College Football 2008

Now that the season's over, it's time to review and rank.

The Matrix offers us rankings based on three basic ideas-efficiency, performance, and win/loss record. Efficiency is based on yards per play. the efficiency ratings presented here are adjusted for the strength of a team's competition and weighted appropriately. Performance is a team's capacity to score or prevent the scoring of points. Finally, the Elo rating is based exclusively on the win/loss record of a team and of its opponents. I use a hybrid rating that combines these three to rank all 120 D-IA college football teams.

Florida comes in at #1. USC, Oklahoma, Texas and Penn State fill out the top 5. Utah and TCU then represent the MWC at 6 and 7 despite having weak schedules (71 and 55, respectively).

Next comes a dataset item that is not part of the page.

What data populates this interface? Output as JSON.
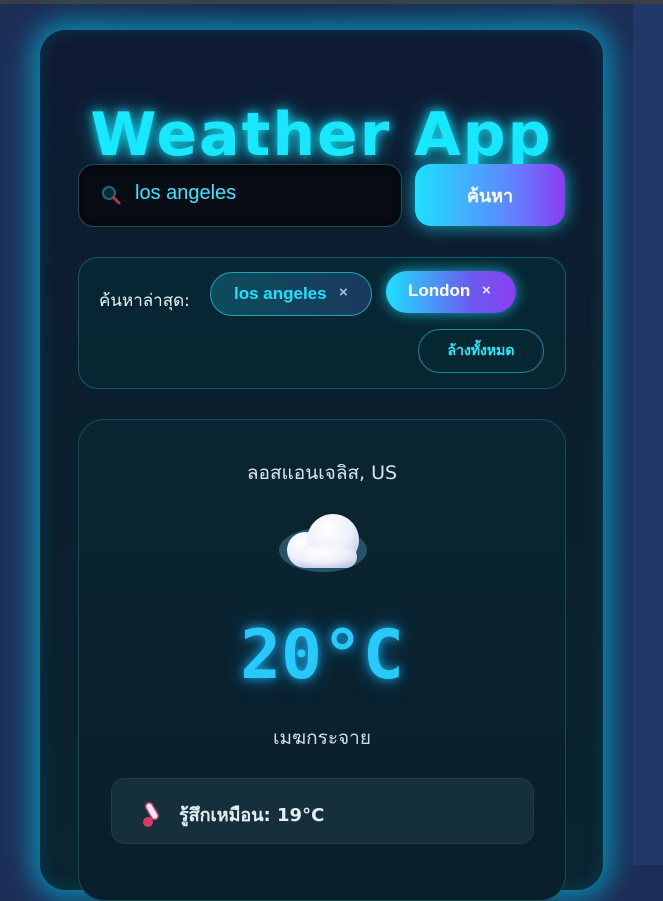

Oklahoma scores the nation's best offense (with Florida coming in second) and USC the nation's best defense (TCU at number 2). Oklahoma had the best passing offense and Oregon the most effective run offense (just ask Oklahoma State about that offense).

Oklahoma also had the toughest schedule (playing in the Big 12 and national championship games bulked a schedule that already included the rest of the Big 12 South, TCU and the Big East champ). Washington had the second toughest schedule, but navigated it less well than OU.

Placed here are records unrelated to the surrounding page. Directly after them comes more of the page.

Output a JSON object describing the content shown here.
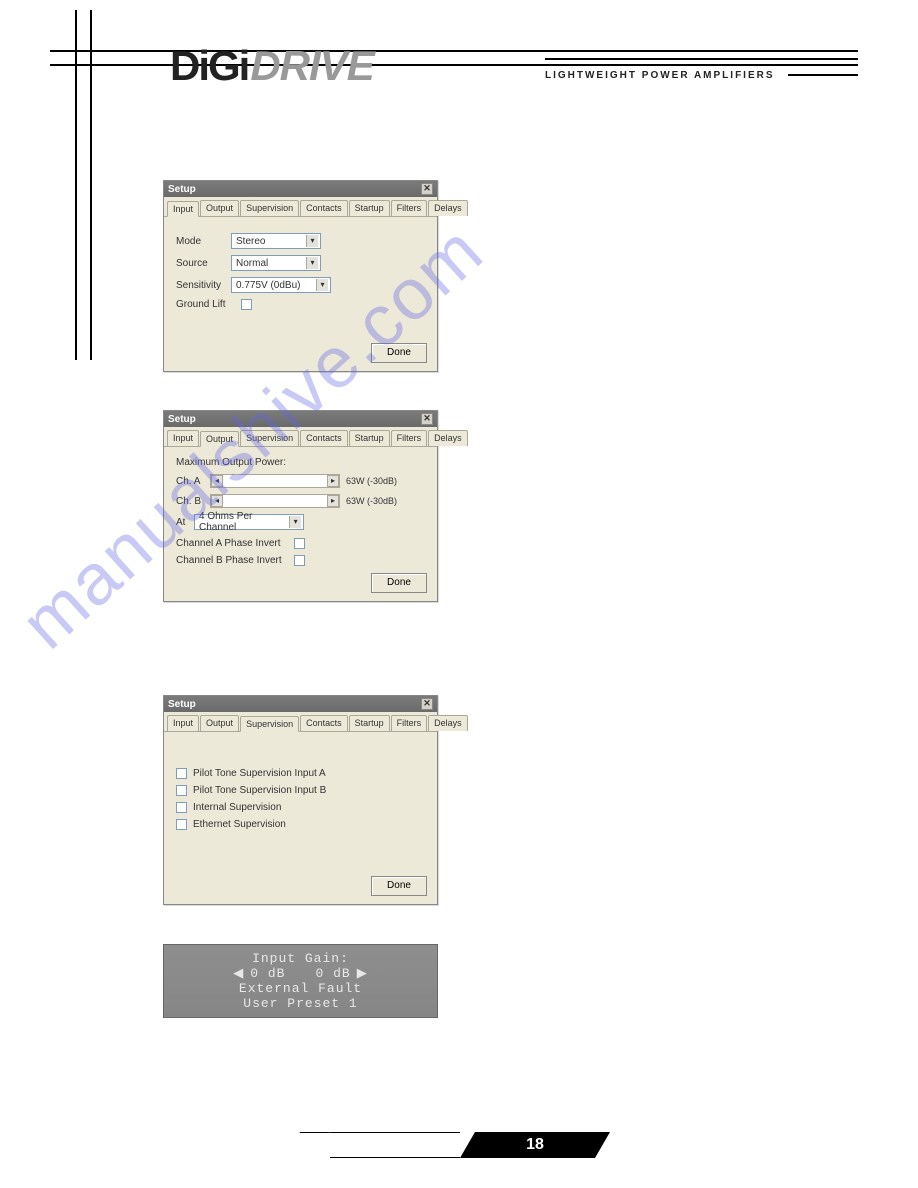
{
  "header": {
    "logo_part1": "DiGi",
    "logo_part2": "DRIVE",
    "tagline": "LIGHTWEIGHT POWER AMPLIFIERS"
  },
  "dialog_common": {
    "title": "Setup",
    "close_glyph": "✕",
    "done_label": "Done",
    "tabs": [
      "Input",
      "Output",
      "Supervision",
      "Contacts",
      "Startup",
      "Filters",
      "Delays"
    ]
  },
  "dialog1": {
    "active_tab_index": 0,
    "fields": {
      "mode_label": "Mode",
      "mode_value": "Stereo",
      "source_label": "Source",
      "source_value": "Normal",
      "sensitivity_label": "Sensitivity",
      "sensitivity_value": "0.775V (0dBu)",
      "groundlift_label": "Ground Lift"
    }
  },
  "dialog2": {
    "active_tab_index": 1,
    "heading": "Maximum Output Power:",
    "ch_a_label": "Ch. A",
    "ch_a_value": "63W (-30dB)",
    "ch_b_label": "Ch. B",
    "ch_b_value": "63W (-30dB)",
    "at_label": "At",
    "at_value": "4 Ohms Per Channel",
    "phase_a_label": "Channel A Phase Invert",
    "phase_b_label": "Channel B Phase Invert"
  },
  "dialog3": {
    "active_tab_index": 2,
    "opt1": "Pilot Tone Supervision Input A",
    "opt2": "Pilot Tone Supervision Input B",
    "opt3": "Internal Supervision",
    "opt4": "Ethernet Supervision"
  },
  "lcd": {
    "line1": "Input Gain:",
    "line2_left": "0  dB",
    "line2_right": "0  dB",
    "line3": "External Fault",
    "line4": "User Preset 1"
  },
  "footer": {
    "page_number": "18"
  },
  "watermark": "manualshive.com"
}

The Apple Cup was everythign we thought it would be, including the two worst BCS conference teams in the country. Despite winning the game, Washington State still managed to wrestle the title of worst BCS conference team from Washington.

But is was a team in Texas that wrote the book on futility. North Texas had the nation's worst defense (again) and a really bad offense measured both in terms of scoring and efficiency.


  1. With Bradford coming back ... I'm hoping for a rematch in California next year with a different outcome. Wishful thinking.

  2. Best of luck to you on that, but you're first going to have to avenge an earlier loss in Texas before you worry about rematches in California.